The employee landscape is changing, and with it has come new needs, desires and areas of importance for employees. This means employee development is no longer just about career development, but also goal alignment, non-monetary offerings, and simply, opportunities to prove themselves.
A quarter of employees would be more satisfied at work if they were given more opportunities to do what they do best, according to a 2013 study by BlessingWhite, and 5 percent directly said career development opportunities and training would increase their satisfaction.
As a leader, it’s critical to keep up with these changes and start investing time into employee development. Here are some ways I’ve been able to do it:
1. Place more importance on non-monetary motivators. Beyond money, things such as career growth and even professional inter-office relationships are extremely big motivators of satisfaction and engagement. The BlessingWhite study found that 25 percent of employees believed they would be more satisfied with their job if they had a better relationship with their manager.
Employees want to learn and grow with people they respect and who respect them in return.

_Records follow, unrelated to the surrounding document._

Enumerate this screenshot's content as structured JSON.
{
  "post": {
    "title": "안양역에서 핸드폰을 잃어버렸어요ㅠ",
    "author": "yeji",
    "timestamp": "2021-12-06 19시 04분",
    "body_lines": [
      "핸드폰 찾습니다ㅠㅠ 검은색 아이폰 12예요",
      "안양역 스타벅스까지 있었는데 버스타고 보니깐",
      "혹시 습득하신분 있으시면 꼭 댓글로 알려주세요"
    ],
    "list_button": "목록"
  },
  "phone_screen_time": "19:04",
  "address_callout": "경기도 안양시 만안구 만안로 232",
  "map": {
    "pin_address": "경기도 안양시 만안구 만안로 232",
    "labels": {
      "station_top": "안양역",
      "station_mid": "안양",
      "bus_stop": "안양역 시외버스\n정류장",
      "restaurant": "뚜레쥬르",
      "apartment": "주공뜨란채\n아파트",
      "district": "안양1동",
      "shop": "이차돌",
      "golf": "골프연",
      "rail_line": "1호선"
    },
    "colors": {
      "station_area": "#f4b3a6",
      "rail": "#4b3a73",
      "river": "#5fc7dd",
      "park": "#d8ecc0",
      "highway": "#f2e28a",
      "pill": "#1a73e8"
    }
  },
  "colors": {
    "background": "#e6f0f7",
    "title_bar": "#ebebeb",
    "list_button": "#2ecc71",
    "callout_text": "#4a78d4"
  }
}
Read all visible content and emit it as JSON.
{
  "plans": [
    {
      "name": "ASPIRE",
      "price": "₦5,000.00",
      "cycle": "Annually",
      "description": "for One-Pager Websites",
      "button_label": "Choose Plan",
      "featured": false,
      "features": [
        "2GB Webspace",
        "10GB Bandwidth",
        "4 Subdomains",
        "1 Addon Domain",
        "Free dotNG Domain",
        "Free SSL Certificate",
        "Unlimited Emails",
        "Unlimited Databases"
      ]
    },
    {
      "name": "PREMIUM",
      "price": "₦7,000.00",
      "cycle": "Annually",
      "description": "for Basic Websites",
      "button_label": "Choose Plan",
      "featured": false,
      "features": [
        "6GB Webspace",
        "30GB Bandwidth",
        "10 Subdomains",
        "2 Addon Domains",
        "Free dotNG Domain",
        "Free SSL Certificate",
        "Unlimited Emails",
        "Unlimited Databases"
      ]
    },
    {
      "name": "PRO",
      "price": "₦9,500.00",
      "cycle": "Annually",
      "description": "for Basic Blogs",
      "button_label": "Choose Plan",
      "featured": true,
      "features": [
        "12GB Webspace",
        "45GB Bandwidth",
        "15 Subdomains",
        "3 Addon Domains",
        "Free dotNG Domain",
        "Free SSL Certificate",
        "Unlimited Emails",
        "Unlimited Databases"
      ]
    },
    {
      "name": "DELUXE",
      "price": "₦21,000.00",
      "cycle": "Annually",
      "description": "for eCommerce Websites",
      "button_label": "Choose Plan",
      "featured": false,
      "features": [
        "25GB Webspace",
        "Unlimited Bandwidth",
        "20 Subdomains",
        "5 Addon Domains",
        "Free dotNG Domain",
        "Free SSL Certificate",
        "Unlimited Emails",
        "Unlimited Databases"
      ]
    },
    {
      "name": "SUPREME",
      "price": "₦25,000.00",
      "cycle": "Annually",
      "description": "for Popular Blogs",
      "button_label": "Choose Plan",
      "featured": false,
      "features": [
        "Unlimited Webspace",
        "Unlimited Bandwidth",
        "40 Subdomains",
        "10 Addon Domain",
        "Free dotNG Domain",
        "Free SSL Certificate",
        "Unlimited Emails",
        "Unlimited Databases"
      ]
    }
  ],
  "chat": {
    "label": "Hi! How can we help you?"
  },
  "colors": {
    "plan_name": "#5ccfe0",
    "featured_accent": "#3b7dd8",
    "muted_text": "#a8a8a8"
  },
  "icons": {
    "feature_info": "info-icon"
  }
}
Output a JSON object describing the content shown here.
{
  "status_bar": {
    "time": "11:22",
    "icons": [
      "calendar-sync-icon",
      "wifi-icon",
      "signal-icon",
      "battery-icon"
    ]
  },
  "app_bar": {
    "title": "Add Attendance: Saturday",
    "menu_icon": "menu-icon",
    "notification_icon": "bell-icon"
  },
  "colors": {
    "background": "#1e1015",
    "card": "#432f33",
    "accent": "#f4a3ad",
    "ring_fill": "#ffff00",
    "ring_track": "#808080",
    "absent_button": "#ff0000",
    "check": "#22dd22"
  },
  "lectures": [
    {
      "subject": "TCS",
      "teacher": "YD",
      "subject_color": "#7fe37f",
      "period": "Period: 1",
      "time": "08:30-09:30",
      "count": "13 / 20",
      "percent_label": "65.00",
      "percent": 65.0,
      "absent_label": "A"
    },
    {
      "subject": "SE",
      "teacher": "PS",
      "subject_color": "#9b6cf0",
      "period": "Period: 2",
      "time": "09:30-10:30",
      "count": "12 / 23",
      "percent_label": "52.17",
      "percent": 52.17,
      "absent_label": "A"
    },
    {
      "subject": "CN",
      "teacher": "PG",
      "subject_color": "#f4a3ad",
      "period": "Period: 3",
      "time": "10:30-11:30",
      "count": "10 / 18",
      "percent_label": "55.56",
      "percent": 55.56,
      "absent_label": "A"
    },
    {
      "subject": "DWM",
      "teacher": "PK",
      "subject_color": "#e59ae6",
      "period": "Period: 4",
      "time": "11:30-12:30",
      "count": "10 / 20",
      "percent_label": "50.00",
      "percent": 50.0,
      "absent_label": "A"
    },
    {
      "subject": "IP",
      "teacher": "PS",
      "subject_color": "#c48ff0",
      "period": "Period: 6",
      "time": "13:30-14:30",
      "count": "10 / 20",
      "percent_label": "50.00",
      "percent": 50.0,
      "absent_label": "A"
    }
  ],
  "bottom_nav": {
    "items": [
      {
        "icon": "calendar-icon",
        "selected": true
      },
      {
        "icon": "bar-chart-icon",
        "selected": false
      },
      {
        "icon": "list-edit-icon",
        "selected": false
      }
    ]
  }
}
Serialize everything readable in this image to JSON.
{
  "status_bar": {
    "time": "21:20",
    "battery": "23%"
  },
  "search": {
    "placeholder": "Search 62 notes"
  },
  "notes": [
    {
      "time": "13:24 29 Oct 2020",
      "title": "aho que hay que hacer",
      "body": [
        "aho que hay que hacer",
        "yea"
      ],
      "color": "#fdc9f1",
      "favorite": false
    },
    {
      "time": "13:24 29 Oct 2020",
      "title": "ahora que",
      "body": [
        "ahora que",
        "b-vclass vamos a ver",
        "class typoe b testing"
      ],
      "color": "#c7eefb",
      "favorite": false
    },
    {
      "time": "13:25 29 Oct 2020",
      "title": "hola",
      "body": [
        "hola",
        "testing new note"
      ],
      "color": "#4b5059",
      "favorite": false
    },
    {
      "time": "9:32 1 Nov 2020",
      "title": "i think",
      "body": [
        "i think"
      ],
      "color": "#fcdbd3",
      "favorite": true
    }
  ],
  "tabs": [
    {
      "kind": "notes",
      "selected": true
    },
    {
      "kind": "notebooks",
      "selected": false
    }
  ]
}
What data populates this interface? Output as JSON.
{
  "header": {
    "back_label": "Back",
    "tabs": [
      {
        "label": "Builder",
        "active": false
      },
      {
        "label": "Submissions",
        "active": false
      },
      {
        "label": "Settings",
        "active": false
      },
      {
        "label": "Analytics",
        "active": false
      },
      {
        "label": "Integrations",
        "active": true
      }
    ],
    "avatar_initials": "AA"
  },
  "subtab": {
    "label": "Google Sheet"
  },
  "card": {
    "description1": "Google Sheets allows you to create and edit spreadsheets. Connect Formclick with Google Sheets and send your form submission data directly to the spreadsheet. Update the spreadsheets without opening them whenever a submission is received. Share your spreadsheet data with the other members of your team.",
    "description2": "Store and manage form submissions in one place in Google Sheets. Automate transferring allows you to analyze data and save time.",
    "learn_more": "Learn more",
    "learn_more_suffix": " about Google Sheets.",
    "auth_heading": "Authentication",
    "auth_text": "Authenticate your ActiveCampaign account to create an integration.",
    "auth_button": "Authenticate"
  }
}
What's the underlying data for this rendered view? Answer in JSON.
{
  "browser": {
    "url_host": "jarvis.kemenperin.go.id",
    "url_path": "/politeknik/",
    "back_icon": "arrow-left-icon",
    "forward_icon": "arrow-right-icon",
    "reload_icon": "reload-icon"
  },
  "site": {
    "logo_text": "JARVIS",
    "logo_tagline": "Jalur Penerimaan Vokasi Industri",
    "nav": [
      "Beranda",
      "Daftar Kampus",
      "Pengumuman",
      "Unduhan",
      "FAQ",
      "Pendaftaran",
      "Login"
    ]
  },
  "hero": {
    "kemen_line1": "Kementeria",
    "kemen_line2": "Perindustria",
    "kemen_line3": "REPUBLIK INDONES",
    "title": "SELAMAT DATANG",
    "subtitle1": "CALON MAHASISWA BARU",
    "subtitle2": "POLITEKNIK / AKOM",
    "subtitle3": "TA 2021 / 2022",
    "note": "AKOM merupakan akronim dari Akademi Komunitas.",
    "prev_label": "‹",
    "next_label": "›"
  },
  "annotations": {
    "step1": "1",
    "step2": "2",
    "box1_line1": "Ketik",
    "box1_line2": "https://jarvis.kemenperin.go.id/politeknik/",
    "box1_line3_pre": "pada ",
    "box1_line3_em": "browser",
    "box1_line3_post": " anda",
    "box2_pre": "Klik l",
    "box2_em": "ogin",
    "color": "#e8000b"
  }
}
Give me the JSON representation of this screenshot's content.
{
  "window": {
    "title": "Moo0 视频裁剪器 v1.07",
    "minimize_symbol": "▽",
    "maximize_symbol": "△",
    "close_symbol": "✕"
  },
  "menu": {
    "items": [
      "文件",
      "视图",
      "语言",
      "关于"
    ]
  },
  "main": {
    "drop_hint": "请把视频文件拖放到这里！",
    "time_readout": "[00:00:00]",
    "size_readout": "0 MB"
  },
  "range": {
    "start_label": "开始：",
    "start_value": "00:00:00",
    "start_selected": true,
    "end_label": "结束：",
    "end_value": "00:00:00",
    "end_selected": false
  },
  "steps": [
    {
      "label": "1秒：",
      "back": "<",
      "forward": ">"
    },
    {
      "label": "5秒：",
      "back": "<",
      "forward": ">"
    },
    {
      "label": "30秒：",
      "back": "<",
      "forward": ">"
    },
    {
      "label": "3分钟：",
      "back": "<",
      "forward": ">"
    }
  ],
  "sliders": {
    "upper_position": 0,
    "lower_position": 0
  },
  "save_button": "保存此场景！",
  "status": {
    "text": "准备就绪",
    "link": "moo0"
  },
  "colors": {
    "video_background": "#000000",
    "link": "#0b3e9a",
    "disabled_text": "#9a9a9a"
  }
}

Maintain healthy office relationships by leading by example. If leaders within the organization get along well and openly work together, employees will do the same.
Additionally, it’s important to remember that, while professionalism is important, it is equally important to know your team on a personal level. Make an effort to have fun with your team and initiate conversations about things other than work.
2. Let employees do — and improve upon — what they do best. No matter their role or level, everyone wants to feel like their strengths are appreciated, effectively utilized and built upon. Companies are getting smart about this: A 2014 Bersin by Deloitte study found that, in the last year alone, corporate budgets for training and development have risen by 15 percent.
Whether you actually have one or not, don’t get stuck in the “corner office” rut and forget what truly motivates employees to keep contributing. Give them tools and opportunities that will help them exceed at their specialties, as well as build new ones. Get them outside the office to learn from other people and pick up new ways of doing things.
3. Align employee goals and preferences for a clearer vision. Throughout the company, every employee needs to not only have a good understanding of their personal goals and work preferences, but also of their colleagues’ roles and goals.
When working closely together, employees will naturally learn the work preferences of their team. However, it’s important that leadership learns those and respects them, as well.
Additionally, openly communicate how each role plays into the bigger picture of organizational goals to motivate employees to work harder and more efficiently in their position. This will also encourage employees to help co-workers who may be struggling since they understand how it plays into the big picture.
4. Let serendipitous learning happen. Research has shown that nearly 70 percent of learning happens informally while on the job. Whether it’s from watching others, utilizing various resources or trial by error, this type of serendipitous learning is crucial to employee development. Encourage this type of development by making employee schedules less rigid and more flexible. Allow time for them to learn their own way and observe the processes that will benefit them. It may be necessary to provide some amount of structure, but keep in mind that employees are more satisfied when they have flexibility in their job conditions.
As seen on Entrepreneur.com